### TASK DETAILS
Retype each record exactly; no pictures.
START SOURCE DATA
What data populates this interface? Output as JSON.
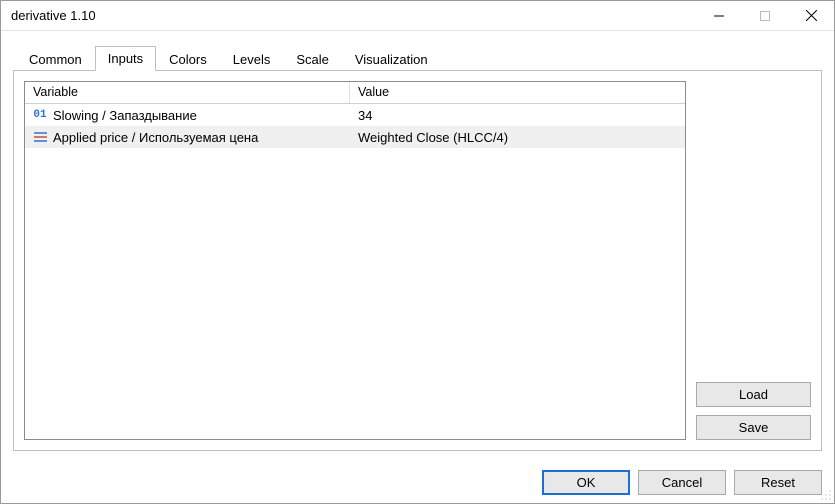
{
  "window": {
    "title": "derivative 1.10"
  },
  "tabs": [
    {
      "label": "Common",
      "active": false
    },
    {
      "label": "Inputs",
      "active": true
    },
    {
      "label": "Colors",
      "active": false
    },
    {
      "label": "Levels",
      "active": false
    },
    {
      "label": "Scale",
      "active": false
    },
    {
      "label": "Visualization",
      "active": false
    }
  ],
  "table": {
    "headers": {
      "variable": "Variable",
      "value": "Value"
    },
    "rows": [
      {
        "icon": "number",
        "variable": "Slowing / Запаздывание",
        "value": "34",
        "selected": false
      },
      {
        "icon": "enum",
        "variable": "Applied price / Используемая цена",
        "value": "Weighted Close (HLCC/4)",
        "selected": true
      }
    ]
  },
  "side_buttons": {
    "load": "Load",
    "save": "Save"
  },
  "bottom_buttons": {
    "ok": "OK",
    "cancel": "Cancel",
    "reset": "Reset"
  }
}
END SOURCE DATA
### SOLUTION TO THIS EXERCISE
What data populates this interface? Output as JSON.
{
  "window": {
    "title": "derivative 1.10"
  },
  "tabs": [
    {
      "label": "Common",
      "active": false
    },
    {
      "label": "Inputs",
      "active": true
    },
    {
      "label": "Colors",
      "active": false
    },
    {
      "label": "Levels",
      "active": false
    },
    {
      "label": "Scale",
      "active": false
    },
    {
      "label": "Visualization",
      "active": false
    }
  ],
  "table": {
    "headers": {
      "variable": "Variable",
      "value": "Value"
    },
    "rows": [
      {
        "icon": "number",
        "variable": "Slowing / Запаздывание",
        "value": "34",
        "selected": false
      },
      {
        "icon": "enum",
        "variable": "Applied price / Используемая цена",
        "value": "Weighted Close (HLCC/4)",
        "selected": true
      }
    ]
  },
  "side_buttons": {
    "load": "Load",
    "save": "Save"
  },
  "bottom_buttons": {
    "ok": "OK",
    "cancel": "Cancel",
    "reset": "Reset"
  }
}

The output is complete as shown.